Let me share a few more details about how I came to own this wonderful car.
Frist, a short history lesson. Its a W109 chassis, which means it has air suspension. The 300SEL was of the early W108/9 models which started the series, along with the 250S and 250SE. But its worth noting that in 1966, the price of a new 300SEL ($11,800) was more than double that of the 250S! The 300SEL is quite special in that is has the mighty M189 3 liter 6 cylinder motor. This engine is a near cousin to the M198 used in the 300SL gullwing and roadster of the 1950s. It features an aluminum block and a Bosch mechanical fuel injection. Unfortunately, its famous for very expensive replacement parts. The cost of things like distributor caps and water pumps are frequent topics of discussion.
Now, about this particular car. Sometime around 1987, it was parked in the garage of million dollar home in northern New Jersey. It remained there, unused, since. Its owners passed away in 2010, leaving the house and car behind. Last week I found an advertisement on craigslist which simply read “1967 mercedes benz 300 sel 4 door sedan dark green with beige interior” with a phone number. I called and asked a few questions… sitting about 24 years, no rust. I arranged to see the car in person.
It was as described. A time capsule. Original paint, no significant rust. The garage was clean and dry. Since it was connected to the house, it benefitted from heat and air conditioning from the rest of the house. There were still some forgotten about personal belongings on the floor of the back seat, as if the owner stepped out of the car 24 years ago and never thought about it again. Although there were no farms anywhere in the immediate area, I think its safe to say this was a true “barn find”.
While I was very impressed, the owner mentioned already having someone interested in the car for parts for more than I was willing to pay. After all, getting this car running could be a very expensive undertaking, so I wasn’t willing to pay much for it. Later on that day, I called the seller and told him that if the deal he had fell through, let me know and we’d work something out. He called the next day. He didn’t want to see the car parted out. Long story short, I agreed to buy the car for restoration, not parts and we struck a deal. I arranged to pick up the car that Saturday.
When Saturday came around, two friends and I arrived at the house with a borrowed GL 550, a U-Haul trailer, and huge number of tools, just in case. Since the car has air suspension that hasn’t seen pressure in decades, it was sitting just a few inches off the floor
We went to work with an air compressor. First, on the tires. Then, on the valve on the side of the air suspension tank in the front left fender. After a few minutes, the car started to rise! We put the transmission in neutral (using the lever on the trans itself, the linkage bushing were gone), and pushed it out into the sunlight.
A bit more pushing, and we managed to get it up on the trailer.
We brought the car to a temporary location I can keep it until I’m ready to start working on it at home.
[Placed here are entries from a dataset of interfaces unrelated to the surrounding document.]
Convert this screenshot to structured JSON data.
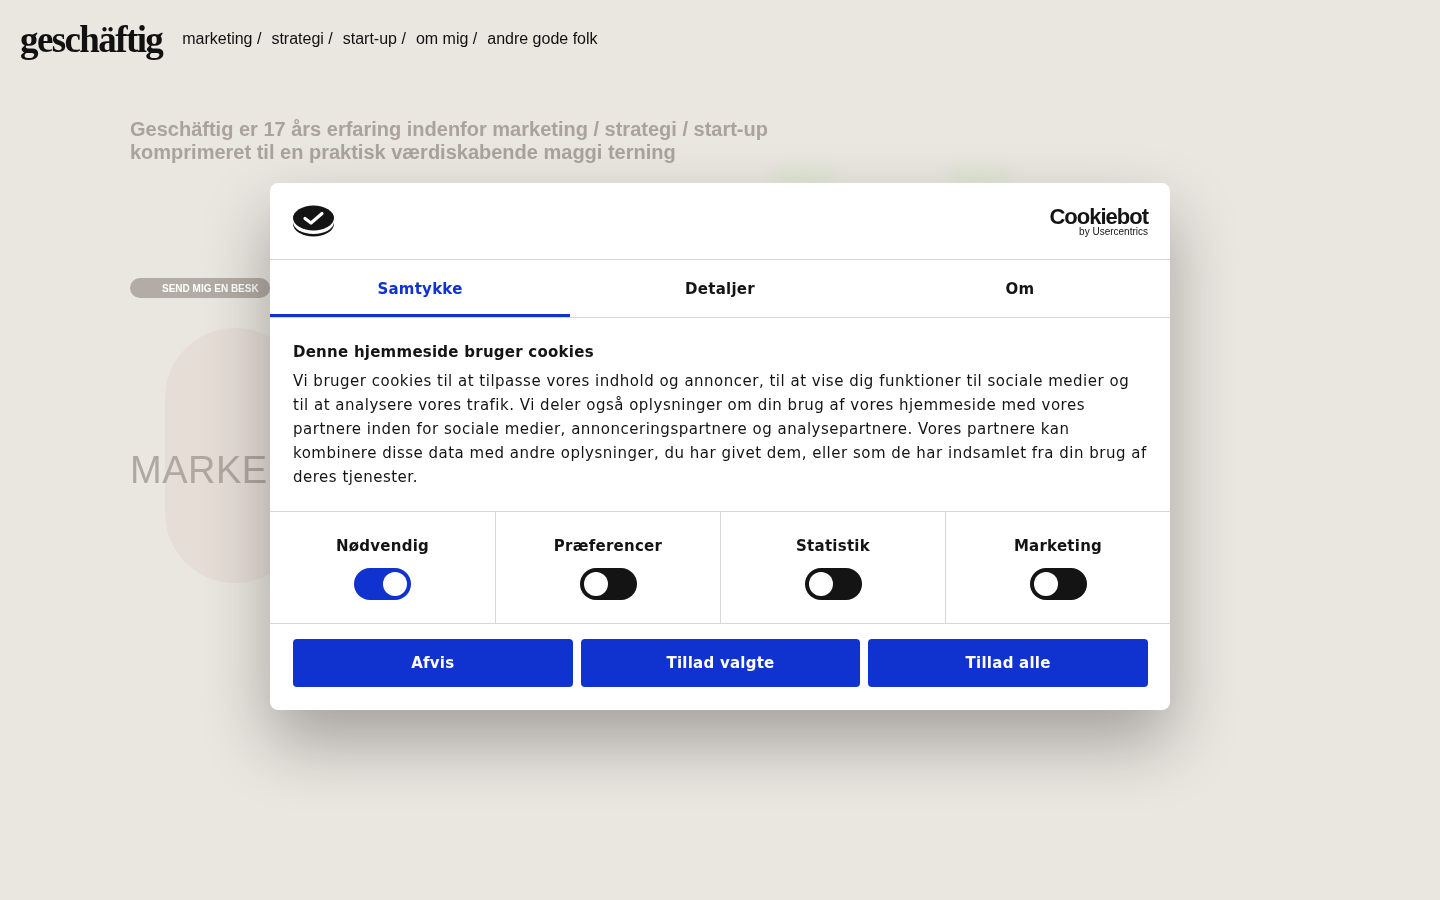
{
  "nav": {
    "logo": "geschäftig",
    "links": [
      "marketing /",
      "strategi /",
      "start-up /",
      "om mig /",
      "andre gode folk"
    ]
  },
  "background": {
    "heading": "Geschäftig er 17 års erfaring indenfor marketing / strategi / start-up komprimeret til en praktisk værdiskabende maggi terning",
    "button": "SEND MIG EN BESK",
    "section_title": "MARKE"
  },
  "cookie_dialog": {
    "brand": {
      "name": "Cookiebot",
      "tagline": "by Usercentrics"
    },
    "tabs": [
      {
        "label": "Samtykke",
        "selected": true
      },
      {
        "label": "Detaljer",
        "selected": false
      },
      {
        "label": "Om",
        "selected": false
      }
    ],
    "title": "Denne hjemmeside bruger cookies",
    "text": "Vi bruger cookies til at tilpasse vores indhold og annoncer, til at vise dig funktioner til sociale medier og til at analysere vores trafik. Vi deler også oplysninger om din brug af vores hjemmeside med vores partnere inden for sociale medier, annonceringspartnere og analysepartnere. Vores partnere kan kombinere disse data med andre oplysninger, du har givet dem, eller som de har indsamlet fra din brug af deres tjenester.",
    "categories": [
      {
        "label": "Nødvendig",
        "on": true
      },
      {
        "label": "Præferencer",
        "on": false
      },
      {
        "label": "Statistik",
        "on": false
      },
      {
        "label": "Marketing",
        "on": false
      }
    ],
    "buttons": [
      "Afvis",
      "Tillad valgte",
      "Tillad alle"
    ]
  }
}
All and all, it was a very satisfying day, and a great succes. Although we were prepared for the worst case scenario, the only tool we needed was an air compressor to rescue this car!